His answer? “Absolutely not,” he says. But by employing data analytics into the revenue cycle, his team can reduce the cost of charity care processing. But he always sends a bill. “I’m going to spend forty-five cents, and then I’m going to do the data analytics,” he says.
The Texas Health team began exploring data analytics two years ago. “We started very, very very conservatively,” Logsdon says, testing the new technology with uninsured patients who visited the emergency room. Texas Health’s payment-to-charge ratio system-wide is 5 percent, Logsdon says; but in the emergency room it plunges to 1.2 percent. “I have a ninety-eight point eight percent chance of being right” that the hospital will collect nothing from the uninsured emergency room patient, Logsdon says.
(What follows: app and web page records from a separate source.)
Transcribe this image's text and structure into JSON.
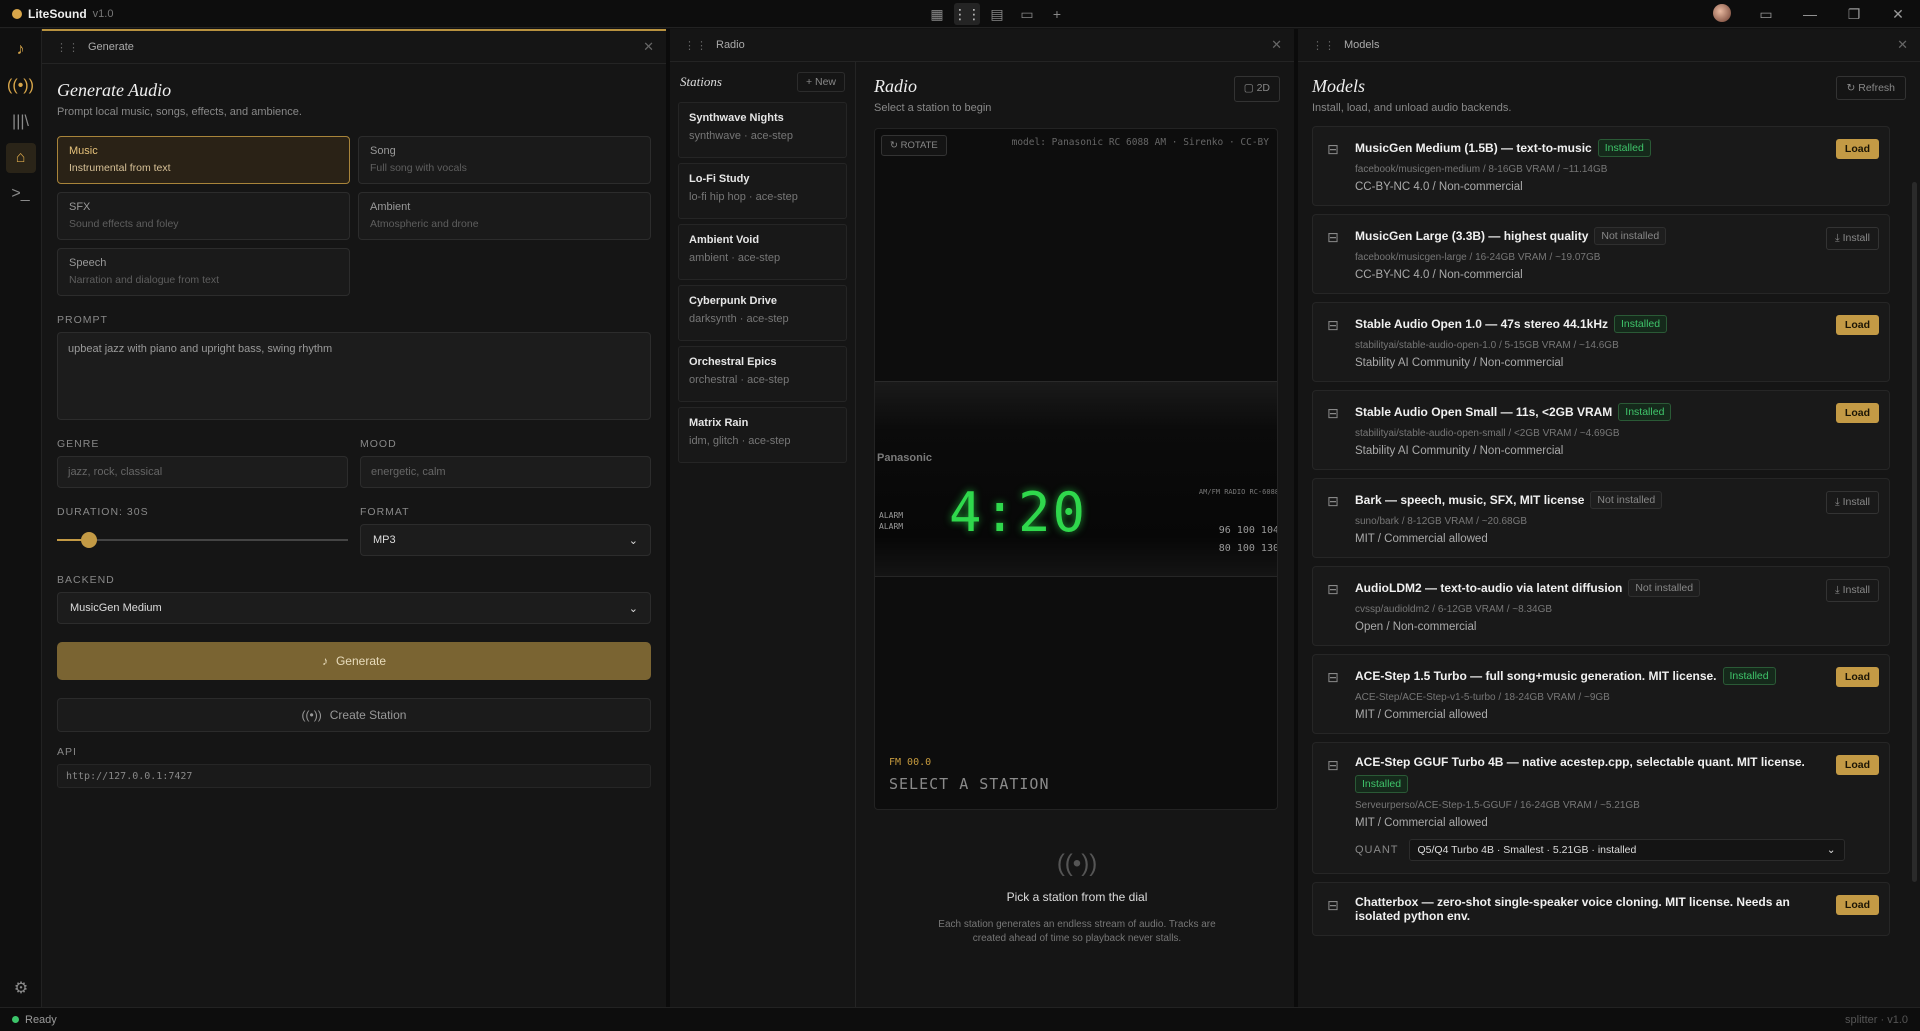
{
  "app": {
    "name": "LiteSound",
    "version": "v1.0"
  },
  "status": {
    "text": "Ready",
    "right": "splitter · v1.0"
  },
  "generate": {
    "panel_title": "Generate",
    "title": "Generate Audio",
    "subtitle": "Prompt local music, songs, effects, and ambience.",
    "types": [
      {
        "title": "Music",
        "desc": "Instrumental from text"
      },
      {
        "title": "Song",
        "desc": "Full song with vocals"
      },
      {
        "title": "SFX",
        "desc": "Sound effects and foley"
      },
      {
        "title": "Ambient",
        "desc": "Atmospheric and drone"
      },
      {
        "title": "Speech",
        "desc": "Narration and dialogue from text"
      }
    ],
    "prompt_label": "PROMPT",
    "prompt_value": "upbeat jazz with piano and upright bass, swing rhythm",
    "genre_label": "GENRE",
    "genre_placeholder": "jazz, rock, classical",
    "mood_label": "MOOD",
    "mood_placeholder": "energetic, calm",
    "duration_label": "DURATION: 30S",
    "duration_fraction": 0.11,
    "format_label": "FORMAT",
    "format_value": "MP3",
    "backend_label": "BACKEND",
    "backend_value": "MusicGen Medium",
    "generate_label": "Generate",
    "station_label": "Create Station",
    "api_label": "API",
    "api_value": "http://127.0.0.1:7427"
  },
  "radio": {
    "panel_title": "Radio",
    "stations_title": "Stations",
    "new_label": "+ New",
    "stations": [
      {
        "name": "Synthwave Nights",
        "genre": "synthwave · ace-step"
      },
      {
        "name": "Lo-Fi Study",
        "genre": "lo-fi hip hop · ace-step"
      },
      {
        "name": "Ambient Void",
        "genre": "ambient · ace-step"
      },
      {
        "name": "Cyberpunk Drive",
        "genre": "darksynth · ace-step"
      },
      {
        "name": "Orchestral Epics",
        "genre": "orchestral · ace-step"
      },
      {
        "name": "Matrix Rain",
        "genre": "idm, glitch · ace-step"
      }
    ],
    "title": "Radio",
    "subtitle": "Select a station to begin",
    "view_label": "2D",
    "rotate_label": "ROTATE",
    "model_tag": "model: Panasonic RC 6088 AM · Sirenko · CC-BY",
    "clock_brand": "Panasonic",
    "alarm_1": "ALARM",
    "alarm_2": "ALARM",
    "clock_time": "4:20",
    "radio_tag": "AM/FM RADIO RC-6088",
    "freq_1": "96 100 104",
    "freq_2": "80 100 130",
    "fm": "FM 00.0",
    "select_station": "SELECT A STATION",
    "pick_title": "Pick a station from the dial",
    "pick_desc": "Each station generates an endless stream of audio. Tracks are created ahead of time so playback never stalls."
  },
  "models": {
    "panel_title": "Models",
    "title": "Models",
    "subtitle": "Install, load, and unload audio backends.",
    "refresh_label": "Refresh",
    "items": [
      {
        "name": "MusicGen Medium (1.5B) — text-to-music",
        "badge": "Installed",
        "path": "facebook/musicgen-medium / 8-16GB VRAM / ~11.14GB",
        "license": "CC-BY-NC 4.0 / Non-commercial",
        "action": "Load"
      },
      {
        "name": "MusicGen Large (3.3B) — highest quality",
        "badge": "Not installed",
        "path": "facebook/musicgen-large / 16-24GB VRAM / ~19.07GB",
        "license": "CC-BY-NC 4.0 / Non-commercial",
        "action": "Install"
      },
      {
        "name": "Stable Audio Open 1.0 — 47s stereo 44.1kHz",
        "badge": "Installed",
        "path": "stabilityai/stable-audio-open-1.0 / 5-15GB VRAM / ~14.6GB",
        "license": "Stability AI Community / Non-commercial",
        "action": "Load"
      },
      {
        "name": "Stable Audio Open Small — 11s, <2GB VRAM",
        "badge": "Installed",
        "path": "stabilityai/stable-audio-open-small / <2GB VRAM / ~4.69GB",
        "license": "Stability AI Community / Non-commercial",
        "action": "Load"
      },
      {
        "name": "Bark — speech, music, SFX, MIT license",
        "badge": "Not installed",
        "path": "suno/bark / 8-12GB VRAM / ~20.68GB",
        "license": "MIT / Commercial allowed",
        "action": "Install"
      },
      {
        "name": "AudioLDM2 — text-to-audio via latent diffusion",
        "badge": "Not installed",
        "path": "cvssp/audioldm2 / 6-12GB VRAM / ~8.34GB",
        "license": "Open / Non-commercial",
        "action": "Install"
      },
      {
        "name": "ACE-Step 1.5 Turbo — full song+music generation. MIT license.",
        "badge": "Installed",
        "path": "ACE-Step/ACE-Step-v1-5-turbo / 18-24GB VRAM / ~9GB",
        "license": "MIT / Commercial allowed",
        "action": "Load"
      }
    ],
    "gguf": {
      "name": "ACE-Step GGUF Turbo 4B — native acestep.cpp, selectable quant. MIT license.",
      "badge": "Installed",
      "path": "Serveurperso/ACE-Step-1.5-GGUF / 16-24GB VRAM / ~5.21GB",
      "license": "MIT / Commercial allowed",
      "action": "Load",
      "quant_label": "QUANT",
      "quant_value": "Q5/Q4 Turbo 4B · Smallest · 5.21GB · installed"
    },
    "chatterbox": {
      "name": "Chatterbox — zero-shot single-speaker voice cloning. MIT license. Needs an isolated python env.",
      "action": "Load"
    }
  }
}
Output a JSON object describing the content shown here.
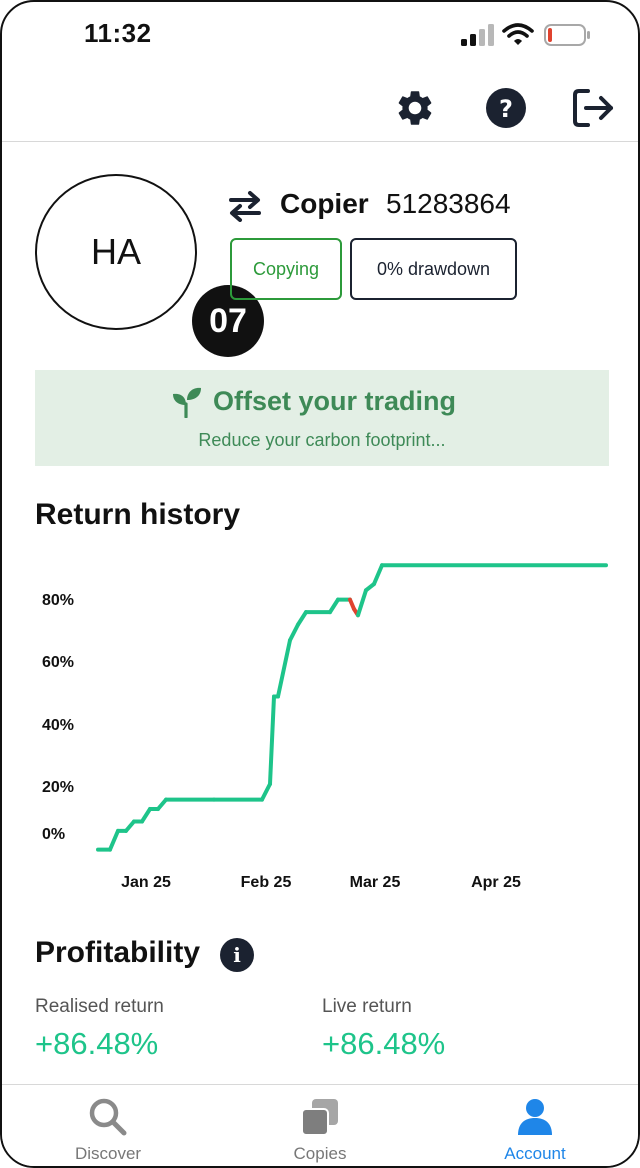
{
  "status_bar": {
    "time": "11:32",
    "icons": [
      "cellular-signal-icon",
      "wifi-icon",
      "battery-low-icon"
    ],
    "battery_color": "#e0432f"
  },
  "toolbar": {
    "icons": [
      "gear-icon",
      "help-icon",
      "logout-icon"
    ]
  },
  "profile": {
    "initials": "HA",
    "level": "07",
    "swap_icon": "swap-arrows-icon",
    "role": "Copier",
    "account_id": "51283864",
    "status_pill": "Copying",
    "drawdown_pill": "0% drawdown"
  },
  "offset_banner": {
    "icon": "sprout-icon",
    "title": "Offset your trading",
    "subtitle": "Reduce your carbon footprint..."
  },
  "return_history": {
    "title": "Return history"
  },
  "chart_data": {
    "type": "line",
    "title": "Return history",
    "xlabel": "",
    "ylabel": "",
    "y_tick_labels": [
      "80%",
      "60%",
      "40%",
      "20%",
      "0%"
    ],
    "x_tick_labels": [
      "Jan 25",
      "Feb 25",
      "Mar 25",
      "Apr 25"
    ],
    "grid": false,
    "series": [
      {
        "color": "#1ec48a",
        "negative_color": "#e0432f",
        "points": [
          {
            "x": "2024-12-31",
            "y": -5
          },
          {
            "x": "2025-01-03",
            "y": -5
          },
          {
            "x": "2025-01-05",
            "y": 1
          },
          {
            "x": "2025-01-07",
            "y": 1
          },
          {
            "x": "2025-01-09",
            "y": 4
          },
          {
            "x": "2025-01-11",
            "y": 4
          },
          {
            "x": "2025-01-13",
            "y": 8
          },
          {
            "x": "2025-01-15",
            "y": 8
          },
          {
            "x": "2025-01-17",
            "y": 11
          },
          {
            "x": "2025-01-29",
            "y": 11
          },
          {
            "x": "2025-02-10",
            "y": 11
          },
          {
            "x": "2025-02-12",
            "y": 16
          },
          {
            "x": "2025-02-13",
            "y": 44
          },
          {
            "x": "2025-02-14",
            "y": 44
          },
          {
            "x": "2025-02-17",
            "y": 62
          },
          {
            "x": "2025-02-19",
            "y": 67
          },
          {
            "x": "2025-02-21",
            "y": 71
          },
          {
            "x": "2025-02-27",
            "y": 71
          },
          {
            "x": "2025-03-01",
            "y": 75
          },
          {
            "x": "2025-03-04",
            "y": 75
          },
          {
            "x": "2025-03-05",
            "y": 72
          },
          {
            "x": "2025-03-06",
            "y": 70
          },
          {
            "x": "2025-03-08",
            "y": 78
          },
          {
            "x": "2025-03-10",
            "y": 80
          },
          {
            "x": "2025-03-12",
            "y": 86
          },
          {
            "x": "2025-05-07",
            "y": 86
          }
        ]
      }
    ]
  },
  "profitability": {
    "title": "Profitability",
    "info_icon": "info-icon",
    "realised_label": "Realised return",
    "realised_value": "+86.48%",
    "live_label": "Live return",
    "live_value": "+86.48%"
  },
  "bottom_nav": {
    "items": [
      {
        "label": "Discover",
        "icon": "search-icon"
      },
      {
        "label": "Copies",
        "icon": "copies-icon"
      },
      {
        "label": "Account",
        "icon": "person-icon"
      }
    ],
    "active_color": "#1f86e8"
  }
}
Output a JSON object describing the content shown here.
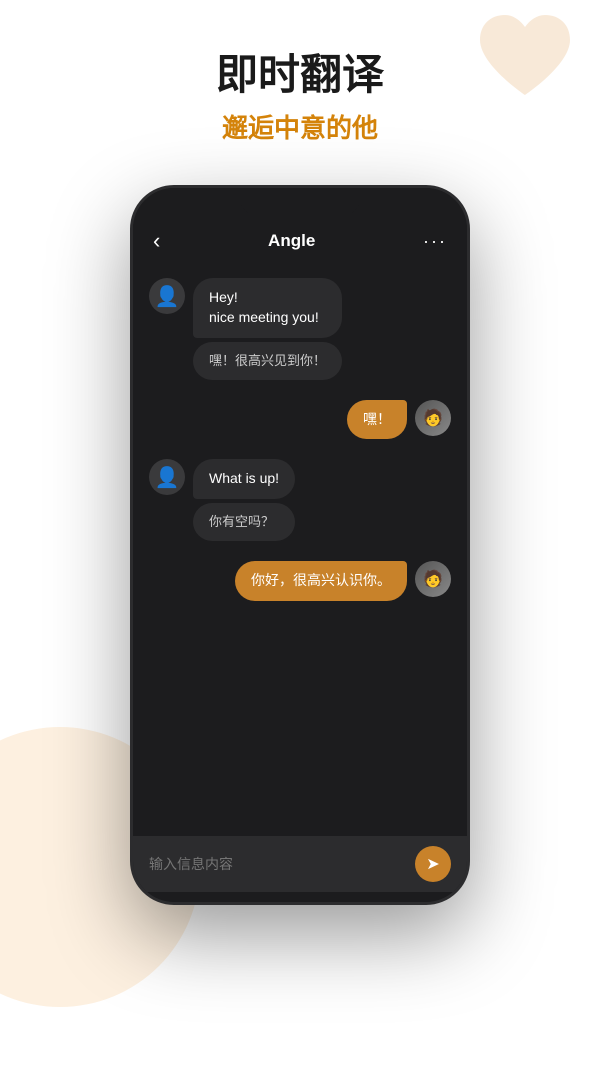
{
  "header": {
    "title_main": "即时翻译",
    "title_sub": "邂逅中意的他"
  },
  "chat": {
    "contact_name": "Angle",
    "back_icon": "‹",
    "more_icon": "···",
    "messages": [
      {
        "id": 1,
        "type": "received",
        "text": "Hey!\nnice meeting you!",
        "translation": "嘿！很高兴见到你！"
      },
      {
        "id": 2,
        "type": "sent",
        "text": "嘿！"
      },
      {
        "id": 3,
        "type": "received",
        "text": "What is up!",
        "translation": "你有空吗？"
      },
      {
        "id": 4,
        "type": "sent",
        "text": "你好，很高兴认识你。"
      }
    ],
    "input_placeholder": "输入信息内容"
  }
}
A percentage of the 98.8 will qualify for charity care; the rest will not, but also will not pay the bill and slide into bad debt. What Logsdon’s team wanted to do is identify those who qualify for charity care but for one reason or another fall between the cracks, for example those who fail to fill out charity care application. He also wanted to do it programmatically and automatically, without requiring human intervention.
For that his team used what is popularly called “presumptive charity analytics,” which enables healthcare providers to use publicly traded data to make charity care determinations “of those who can’t pay or won’t pay.”
Texas Health works with a data analytics vendor. “You can send your patient accounts to a data analytics company and get publicly traded data back, and then use that data to make sound business decisions about one’s ability to pay,” Logsdon says.
Logsdon’s vendor runs Texas Health’s accounts through their scrubbers and returns up to 20 data elements for each account, including:
- Estimated federal poverty limit score;
- Credit score;
- Estimated propensity to pay;
- Estimated propensity to pay medical bills;
- Family size;
- Estimated income.
Of the latter, Logsdon said that he has found that his vendor has been exceptionally accurate.
Logsdon sends his analytics vendor a batch file of patient accounts on Day 4 after the patient’s statement has been created. That’s two days after he has sent a bill. Thirty-six hours later the vendor returns the patient account data with the corresponding 20 data points.
Data for each patient is programmatically compared against the criteria of Texas Health’s charity care policy. “This is important: a patient must meet our charity care guidelines to qualify,” Logsdon says. But even those who are found to qualify are not automatically recorded as charity care. “I let them age a bit,” Logsdon says, until just before the second bill goes out, at which time a charity care determination is made.
The Texas Health team created a separate write-off code for those accounts that have undergone the automated determination process so that the healthcare provider can track the results of the program versus the traditional charity care workflow.
Once the determination is finalized, the system automatically generates what is now called a “charity care determination” form, Logsdon says. “We take all those analytics and spray it on the form.”
The system is completely automated. “I don’t want to have anybody fill it out, I don’t want to have anybody touch it, I don’t want anybody to print it, and I want it stored electronically in my patient accounting system at the account level so anytime we get audited as to why we gave this account charity, we can go into the patient accounting system and say ‘Here it is.’”
According to Logsdon, “Not one single human touched the form, filled the form out, even saw the form.”
Part 1: The Charity Care Challenge